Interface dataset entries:
####################
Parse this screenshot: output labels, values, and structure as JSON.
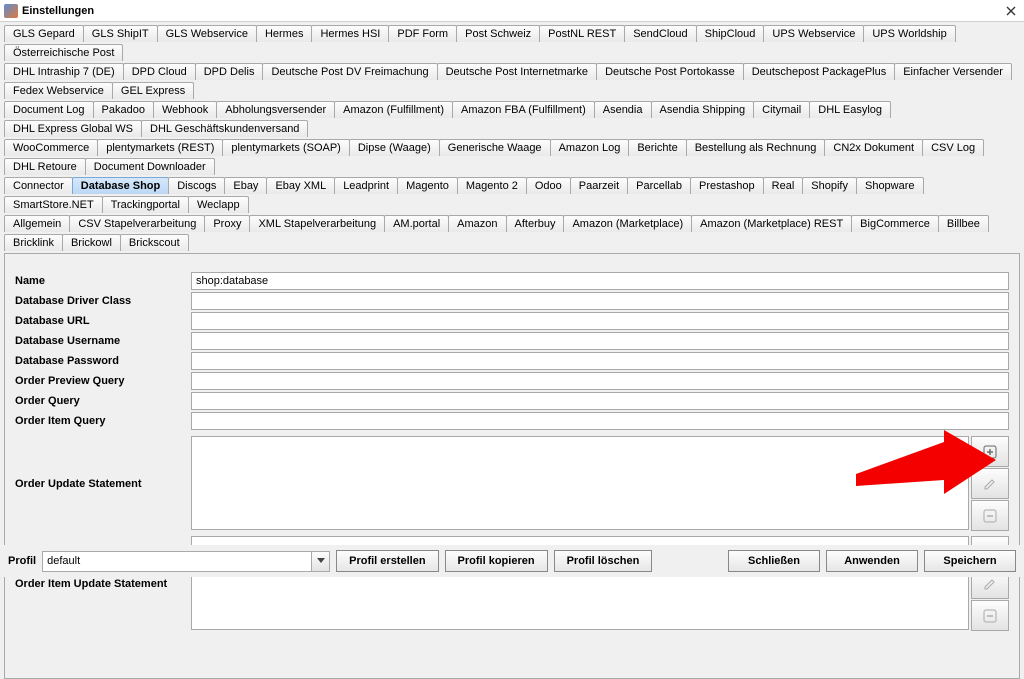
{
  "window": {
    "title": "Einstellungen"
  },
  "tabs": {
    "row1": [
      "GLS Gepard",
      "GLS ShipIT",
      "GLS Webservice",
      "Hermes",
      "Hermes HSI",
      "PDF Form",
      "Post Schweiz",
      "PostNL REST",
      "SendCloud",
      "ShipCloud",
      "UPS Webservice",
      "UPS Worldship",
      "Österreichische Post"
    ],
    "row2": [
      "DHL Intraship 7 (DE)",
      "DPD Cloud",
      "DPD Delis",
      "Deutsche Post DV Freimachung",
      "Deutsche Post Internetmarke",
      "Deutsche Post Portokasse",
      "Deutschepost PackagePlus",
      "Einfacher Versender",
      "Fedex Webservice",
      "GEL Express"
    ],
    "row3": [
      "Document Log",
      "Pakadoo",
      "Webhook",
      "Abholungsversender",
      "Amazon (Fulfillment)",
      "Amazon FBA (Fulfillment)",
      "Asendia",
      "Asendia Shipping",
      "Citymail",
      "DHL Easylog",
      "DHL Express Global WS",
      "DHL Geschäftskundenversand"
    ],
    "row4": [
      "WooCommerce",
      "plentymarkets (REST)",
      "plentymarkets (SOAP)",
      "Dipse (Waage)",
      "Generische Waage",
      "Amazon Log",
      "Berichte",
      "Bestellung als Rechnung",
      "CN2x Dokument",
      "CSV Log",
      "DHL Retoure",
      "Document Downloader"
    ],
    "row5": [
      "Connector",
      "Database Shop",
      "Discogs",
      "Ebay",
      "Ebay XML",
      "Leadprint",
      "Magento",
      "Magento 2",
      "Odoo",
      "Paarzeit",
      "Parcellab",
      "Prestashop",
      "Real",
      "Shopify",
      "Shopware",
      "SmartStore.NET",
      "Trackingportal",
      "Weclapp"
    ],
    "row6": [
      "Allgemein",
      "CSV Stapelverarbeitung",
      "Proxy",
      "XML Stapelverarbeitung",
      "AM.portal",
      "Amazon",
      "Afterbuy",
      "Amazon (Marketplace)",
      "Amazon (Marketplace) REST",
      "BigCommerce",
      "Billbee",
      "Bricklink",
      "Brickowl",
      "Brickscout"
    ],
    "active": "Database Shop"
  },
  "form": {
    "labels": {
      "name": "Name",
      "driver": "Database Driver Class",
      "url": "Database URL",
      "user": "Database Username",
      "pass": "Database Password",
      "preview": "Order Preview Query",
      "orderq": "Order Query",
      "itemq": "Order Item Query",
      "upd": "Order Update Statement",
      "itemupd": "Order Item Update Statement"
    },
    "values": {
      "name": "shop:database",
      "driver": "",
      "url": "",
      "user": "",
      "pass": "",
      "preview": "",
      "orderq": "",
      "itemq": "",
      "upd": "",
      "itemupd": ""
    }
  },
  "footer": {
    "profile_label": "Profil",
    "profile_value": "default",
    "btn_create": "Profil erstellen",
    "btn_copy": "Profil kopieren",
    "btn_delete": "Profil löschen",
    "btn_close": "Schließen",
    "btn_apply": "Anwenden",
    "btn_save": "Speichern"
  }
}
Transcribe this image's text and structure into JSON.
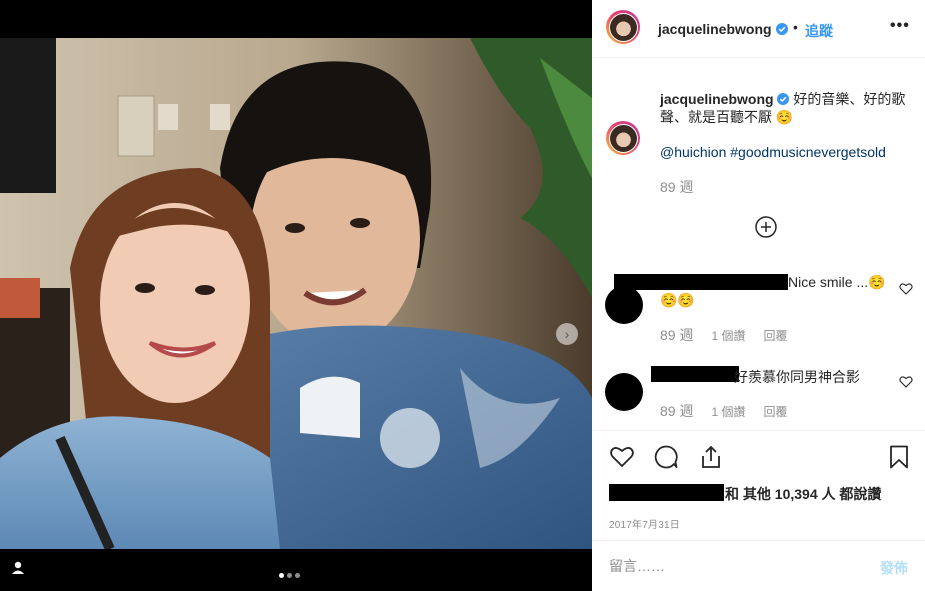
{
  "header": {
    "username": "jacquelinebwong",
    "bullet": "•",
    "follow_label": "追蹤",
    "more_label": "•••"
  },
  "caption": {
    "username": "jacquelinebwong",
    "text": "好的音樂、好的歌聲、就是百聽不厭 ☺️",
    "mention": "@huichion",
    "hashtag": "#goodmusicnevergetsold",
    "time": "89 週"
  },
  "comments": [
    {
      "text": "Nice smile ...☺️",
      "text_line2": "☺️☺️",
      "time": "89 週",
      "likes": "1 個讚",
      "reply": "回覆"
    },
    {
      "text": "好羨慕你同男神合影",
      "time": "89 週",
      "likes": "1 個讚",
      "reply": "回覆"
    }
  ],
  "likes_line": {
    "suffix": "和 其他 10,394 人 都說讚"
  },
  "date": "2017年7月31日",
  "comment_input": {
    "placeholder": "留言……",
    "post_label": "發佈"
  },
  "carousel": {
    "total_slides": 3,
    "active_slide": 1
  },
  "colors": {
    "link_blue": "#3897f0",
    "hashtag_blue": "#003569",
    "muted_gray": "#8e8e8e",
    "post_disabled": "#b2dffc",
    "verified_blue": "#3897f0"
  }
}
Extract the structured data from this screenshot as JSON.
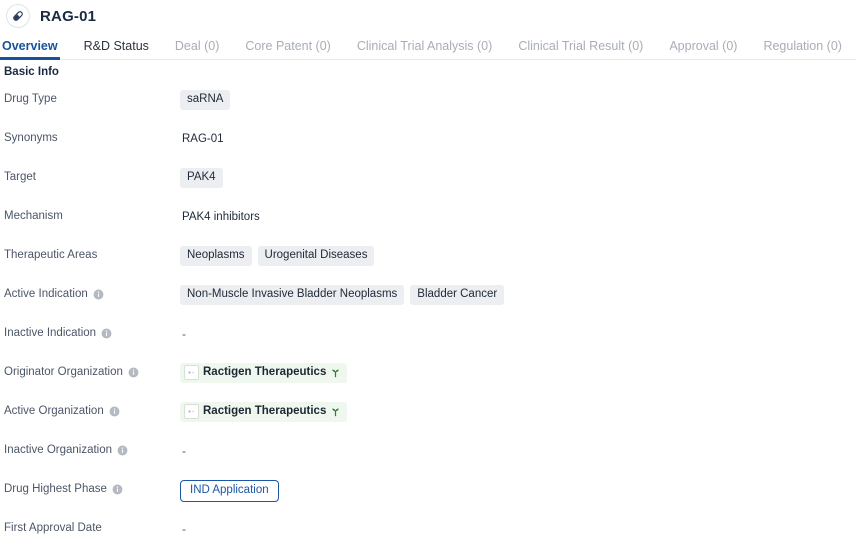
{
  "header": {
    "icon": "capsule-icon",
    "title": "RAG-01"
  },
  "tabs": [
    {
      "label": "Overview",
      "state": "active"
    },
    {
      "label": "R&D Status",
      "state": "enabled"
    },
    {
      "label": "Deal (0)",
      "state": "disabled"
    },
    {
      "label": "Core Patent (0)",
      "state": "disabled"
    },
    {
      "label": "Clinical Trial Analysis (0)",
      "state": "disabled"
    },
    {
      "label": "Clinical Trial Result (0)",
      "state": "disabled"
    },
    {
      "label": "Approval (0)",
      "state": "disabled"
    },
    {
      "label": "Regulation (0)",
      "state": "disabled"
    }
  ],
  "section": {
    "title": "Basic Info"
  },
  "fields": {
    "drug_type": {
      "label": "Drug Type",
      "tags": [
        "saRNA"
      ]
    },
    "synonyms": {
      "label": "Synonyms",
      "text": "RAG-01"
    },
    "target": {
      "label": "Target",
      "tags": [
        "PAK4"
      ]
    },
    "mechanism": {
      "label": "Mechanism",
      "text": "PAK4 inhibitors"
    },
    "therapeutic_areas": {
      "label": "Therapeutic Areas",
      "tags": [
        "Neoplasms",
        "Urogenital Diseases"
      ]
    },
    "active_indication": {
      "label": "Active Indication",
      "has_info": true,
      "tags": [
        "Non-Muscle Invasive Bladder Neoplasms",
        "Bladder Cancer"
      ]
    },
    "inactive_indication": {
      "label": "Inactive Indication",
      "has_info": true,
      "text": "-"
    },
    "originator_organization": {
      "label": "Originator Organization",
      "has_info": true,
      "orgs": [
        {
          "name": "Ractigen Therapeutics",
          "flag": "sprout-icon"
        }
      ]
    },
    "active_organization": {
      "label": "Active Organization",
      "has_info": true,
      "orgs": [
        {
          "name": "Ractigen Therapeutics",
          "flag": "sprout-icon"
        }
      ]
    },
    "inactive_organization": {
      "label": "Inactive Organization",
      "has_info": true,
      "text": "-"
    },
    "drug_highest_phase": {
      "label": "Drug Highest Phase",
      "has_info": true,
      "phase": "IND Application"
    },
    "first_approval_date": {
      "label": "First Approval Date",
      "has_info": false,
      "text": "-"
    }
  },
  "colors": {
    "accent_blue": "#15539e",
    "tag_bg": "#eceef1",
    "org_bg": "#f0f7ee",
    "org_flag_green": "#2e7d32",
    "phase_border": "#1b57a5"
  }
}
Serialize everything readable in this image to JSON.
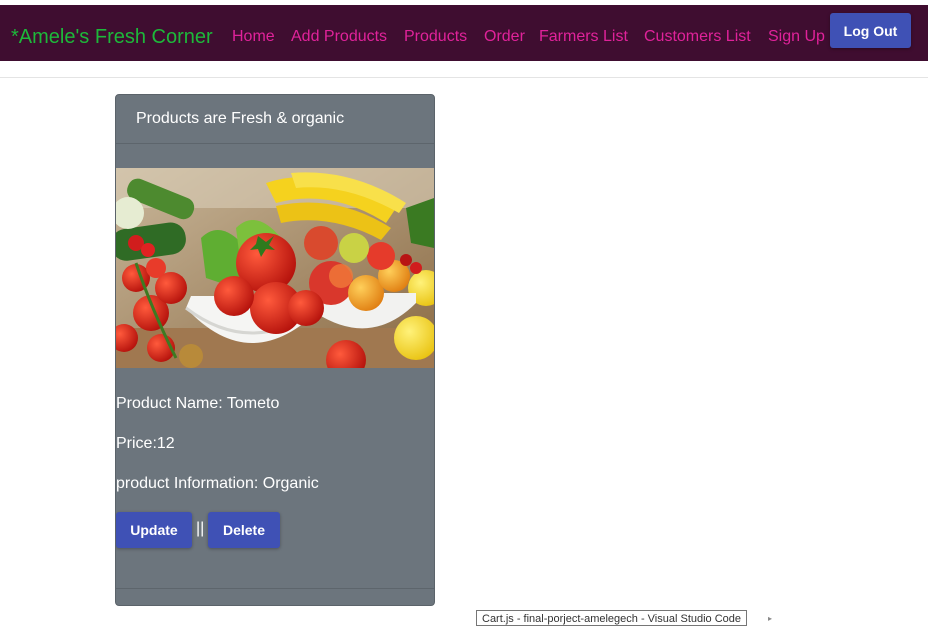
{
  "navbar": {
    "brand": "*Amele's Fresh Corner",
    "links": [
      "Home",
      "Add Products",
      "Products",
      "Order",
      "Farmers List",
      "Customers List",
      "Sign Up"
    ],
    "logout_label": "Log Out"
  },
  "card": {
    "header": "Products are Fresh & organic",
    "product_name": "Product Name: Tometo",
    "price": "Price:12",
    "information": "product Information: Organic",
    "update_label": "Update",
    "separator": "||",
    "delete_label": "Delete"
  },
  "taskbar_tooltip": "Cart.js - final-porject-amelegech - Visual Studio Code",
  "colors": {
    "navbar_bg": "#3f0d30",
    "brand": "#1db83a",
    "nav_link": "#e0229a",
    "button": "#3f51b5",
    "card_bg": "#6c757d"
  }
}
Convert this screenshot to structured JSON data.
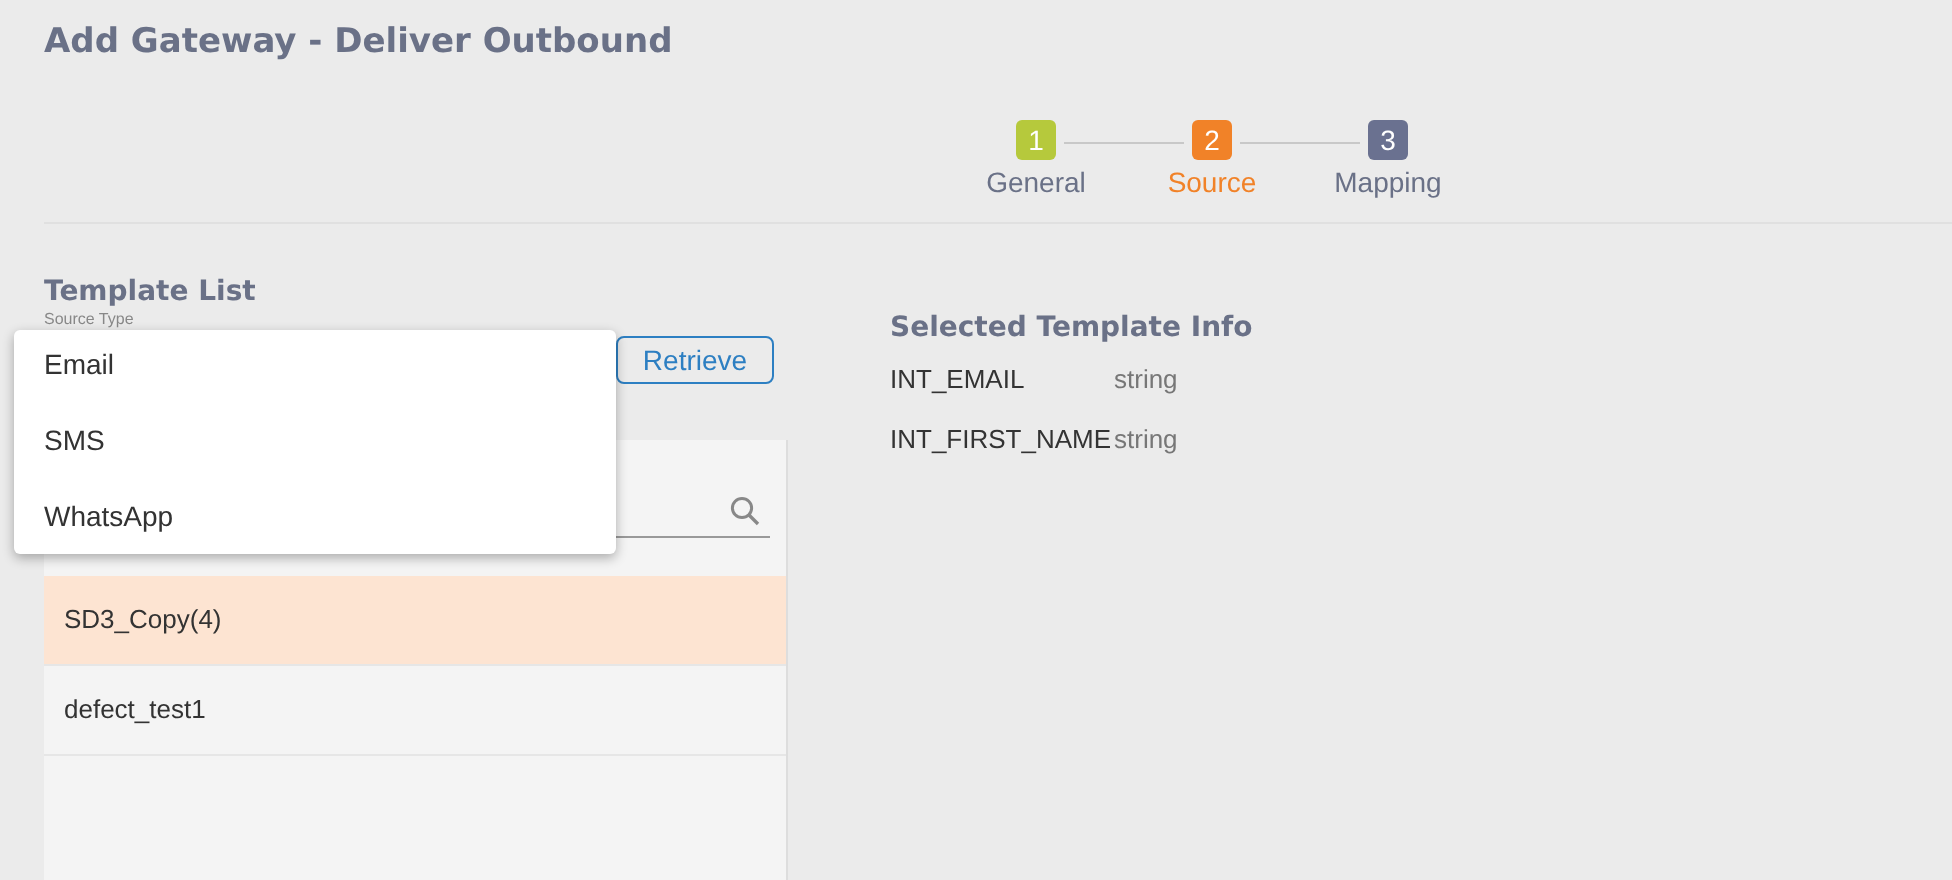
{
  "page": {
    "title": "Add Gateway - Deliver Outbound"
  },
  "steps": [
    {
      "number": "1",
      "label": "General",
      "completed": true,
      "selected": false
    },
    {
      "number": "2",
      "label": "Source",
      "completed": false,
      "selected": true
    },
    {
      "number": "3",
      "label": "Mapping",
      "completed": false,
      "selected": false
    }
  ],
  "template_list": {
    "heading": "Template List",
    "source_type_label": "Source Type",
    "retrieve_button": "Retrieve",
    "dropdown_options": [
      {
        "label": "Email"
      },
      {
        "label": "SMS"
      },
      {
        "label": "WhatsApp"
      }
    ],
    "rows": [
      {
        "name": "SD3_Copy(4)",
        "selected": true
      },
      {
        "name": "defect_test1",
        "selected": false
      }
    ]
  },
  "selected_template_info": {
    "heading": "Selected Template Info",
    "fields": [
      {
        "name": "INT_EMAIL",
        "type": "string"
      },
      {
        "name": "INT_FIRST_NAME",
        "type": "string"
      }
    ]
  }
}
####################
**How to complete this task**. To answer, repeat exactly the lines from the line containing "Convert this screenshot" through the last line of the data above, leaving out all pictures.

**Answer for the task**.
Convert this screenshot to structured JSON data.
{
  "page": {
    "title": "Add Gateway - Deliver Outbound"
  },
  "steps": [
    {
      "number": "1",
      "label": "General",
      "completed": true,
      "selected": false
    },
    {
      "number": "2",
      "label": "Source",
      "completed": false,
      "selected": true
    },
    {
      "number": "3",
      "label": "Mapping",
      "completed": false,
      "selected": false
    }
  ],
  "template_list": {
    "heading": "Template List",
    "source_type_label": "Source Type",
    "retrieve_button": "Retrieve",
    "dropdown_options": [
      {
        "label": "Email"
      },
      {
        "label": "SMS"
      },
      {
        "label": "WhatsApp"
      }
    ],
    "rows": [
      {
        "name": "SD3_Copy(4)",
        "selected": true
      },
      {
        "name": "defect_test1",
        "selected": false
      }
    ]
  },
  "selected_template_info": {
    "heading": "Selected Template Info",
    "fields": [
      {
        "name": "INT_EMAIL",
        "type": "string"
      },
      {
        "name": "INT_FIRST_NAME",
        "type": "string"
      }
    ]
  }
}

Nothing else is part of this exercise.